ESG, as in all industries, has become a key topic of discussion in all aspects of the alternative asset class space. The real estate industry has been grappling with this change in appetite towards ESG for a number of years and we are seeing this subject matter form a significant part of due diligence processes when acquiring assets.
Evan Laframboise (Chair of our ESG Committee) and I will be exploring each area of ESG and how this is impacting the real estate sector through a mini-series of articles. I have the pleasure of writing the first, covering the environment, which neatly ties in with the new legislation coming into force in April this year around Energy Performance Certificate (EPC) ratings. EPCs in short are designed to provide confirmation on how energy efficient your building is by providing it with a rating ranging from A to G. The legislation enacted means that you will no longer be able to let building if it does not have a minimum rating of E. This will change to C by 2027 and B by 2030. It should be noted that, whilst a breach of this legislation is not a criminal offence, it results in a lease being invalidated and is subject to financial penalties of up to £150,000.
The legislation is clearly an initiative from the UK Government to ensure that the real estate sector contributes to reducing energy commission to assist the UK to becoming net zero by 2050. A number of large real estate managers have clearly had the “E” of ESG on their agendas for some time and are able to adapt to this new legislation very quickly with minimal disruption both operationally and financially, but others are not so fortunate. This can be further complicated when managers and investors have a multi-jurisdictional strategy where there is a requirement to comply with differing requirements for similar types of EPC-like legislation.
It does beg the question whether some of the larger real estate players are able to adapt quickly enough to ensure they comply with the step up in 2027.
Another challenge will be reaching out for funding and agreeing CAPEX budgets (where required) to bring these buildings up to standards, which will inevitably take time and there will be a grace period to allow for this, provided demonstration can be shown for such plans.
The sense from many discussions we have had recently with our clients and advisors is that the EPC route to building energy compliance appears to “tick the box” but does not necessarily provide the impact intending as there are several carve outs when undertaking the assessment which arguably means that the true impact of the building upon the environment is not being truly demonstrated. This is because EPC’s are a theoretical measure of energy use and only include regulated energy from the base building. The actual energy use of a building can vary greatly from what is included in an EPC rating, which is why we are seeing the market lean towards the CRREM tool and NABERS certification which both consider actual energy use for the whole building. It seems likely that we may see some sort of reform to the EPCs ratings systems in order to ensure that it has sufficient impact upon contributing to the net zero commitment and align with other measurement tools.
As is the case with all ESG matters which are fast moving, regulation will need to quickly be implemented and ensure that EPCs are not manipulated to get lease agreements over the line without real intention of bringing the building up to standard.
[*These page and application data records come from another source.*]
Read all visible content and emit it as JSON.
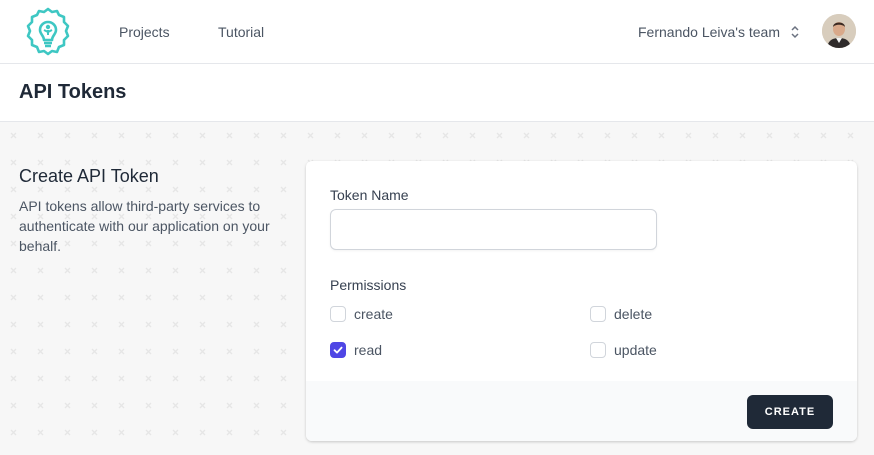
{
  "nav": {
    "logo_icon": "lightbulb-gear-logo",
    "links": [
      "Projects",
      "Tutorial"
    ],
    "team_name": "Fernando Leiva's team",
    "team_chevron_icon": "chevron-up-down-icon",
    "avatar_icon": "user-avatar"
  },
  "header": {
    "title": "API Tokens"
  },
  "intro": {
    "title": "Create API Token",
    "description": "API tokens allow third-party services to authenticate with our application on your behalf."
  },
  "form": {
    "token_name_label": "Token Name",
    "token_name_value": "",
    "permissions_label": "Permissions",
    "permissions": [
      {
        "label": "create",
        "checked": false
      },
      {
        "label": "delete",
        "checked": false
      },
      {
        "label": "read",
        "checked": true
      },
      {
        "label": "update",
        "checked": false
      }
    ],
    "create_label": "CREATE"
  },
  "colors": {
    "accent": "#4f46e5",
    "button": "#1f2937",
    "logo": "#3ec7c3"
  }
}
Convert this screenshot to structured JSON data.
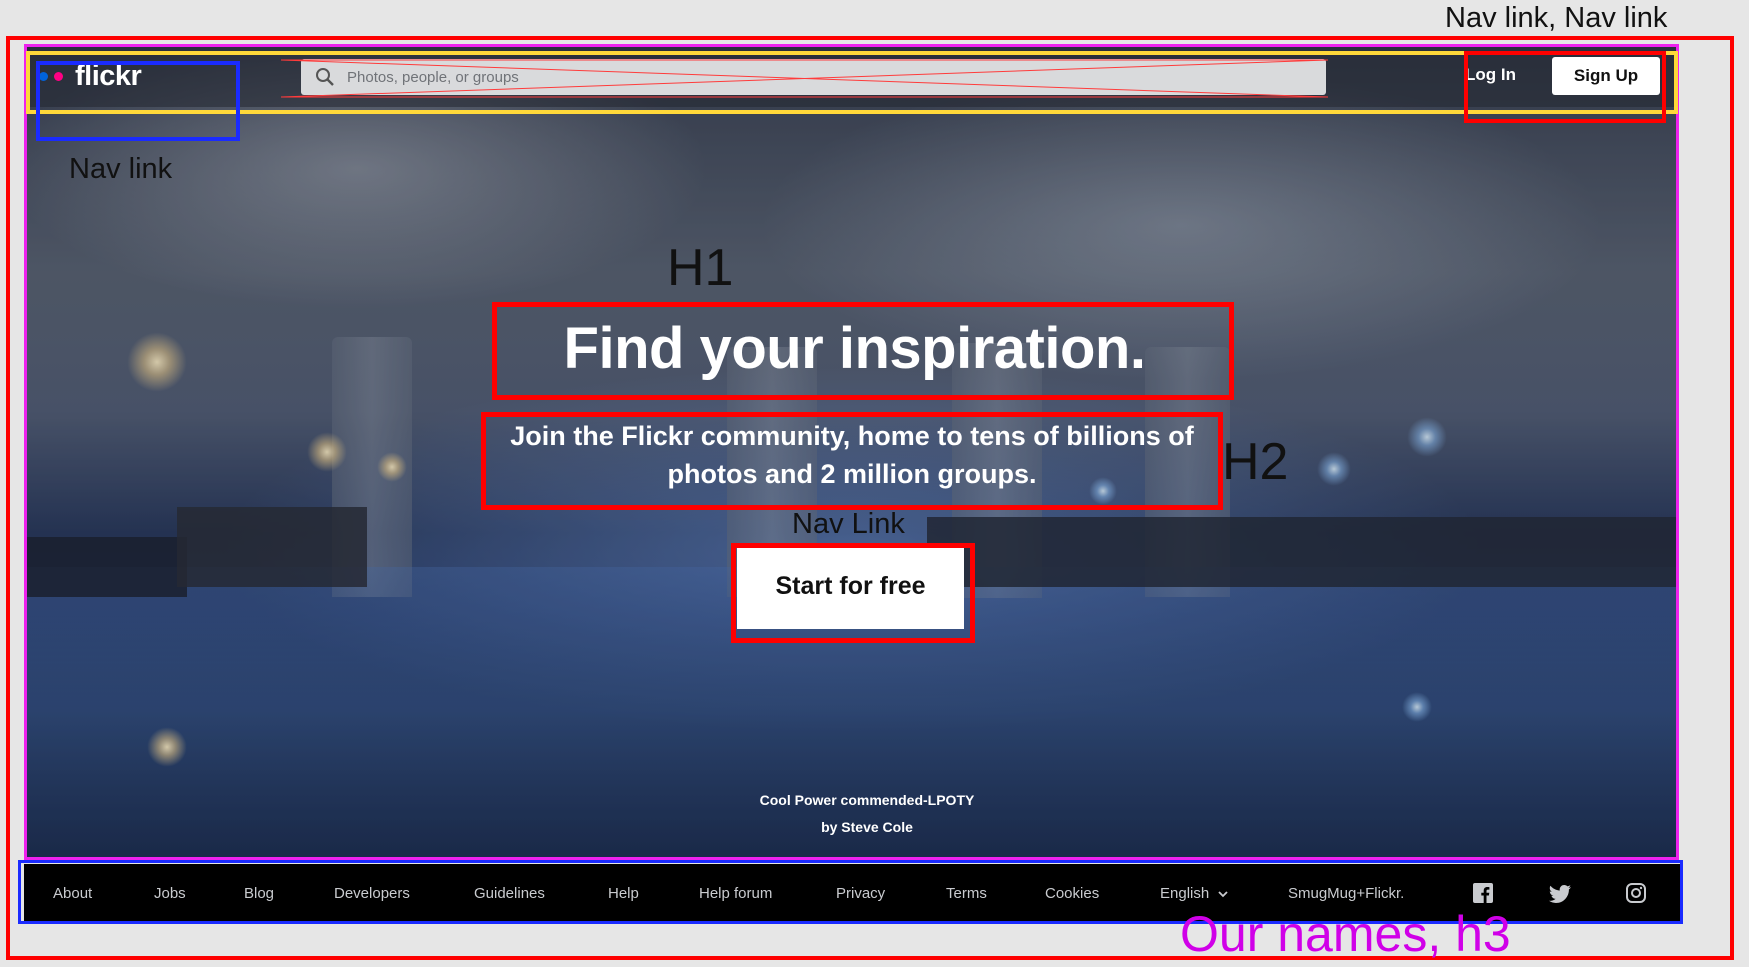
{
  "nav": {
    "logo_text": "flickr",
    "search_placeholder": "Photos, people, or groups",
    "login_label": "Log In",
    "signup_label": "Sign Up"
  },
  "hero": {
    "h1": "Find your inspiration.",
    "h2_line1": "Join the Flickr community, home to tens of billions of",
    "h2_line2": "photos and 2 million groups.",
    "cta_label": "Start for free",
    "credit_title": "Cool Power commended-LPOTY",
    "credit_author": "by Steve Cole"
  },
  "footer": {
    "links": [
      "About",
      "Jobs",
      "Blog",
      "Developers",
      "Guidelines",
      "Help",
      "Help forum",
      "Privacy",
      "Terms",
      "Cookies",
      "English",
      "SmugMug+Flickr."
    ],
    "social": [
      "facebook-icon",
      "twitter-icon",
      "instagram-icon"
    ]
  },
  "annotations": {
    "nav_link_top_right": "Nav link, Nav link",
    "nav_link_logo": "Nav link",
    "h1": "H1",
    "h2": "H2",
    "nav_link_cta": "Nav Link",
    "our_names": "Our names, h3"
  },
  "colors": {
    "annotation_red": "#ff0000",
    "annotation_blue": "#1a2bff",
    "annotation_yellow": "#ffd83a",
    "annotation_magenta": "#ee22ee",
    "flickr_blue": "#0063dc",
    "flickr_pink": "#ff0084"
  }
}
I sit on a number of large real estate boards and it is fair to say that gone are the days when ESG was a small paragraph in an asset/development manager report.
This topic is now seen as high priority with extensive resource being drawn to ensure the collective goal is achieved. Specifically on the EPC legislation, we are working with our clients to ensure that when consideration is being given to new leasing arrangements thought is being given to the wider impact of the EPC legislation to ensure compliance (as necessary).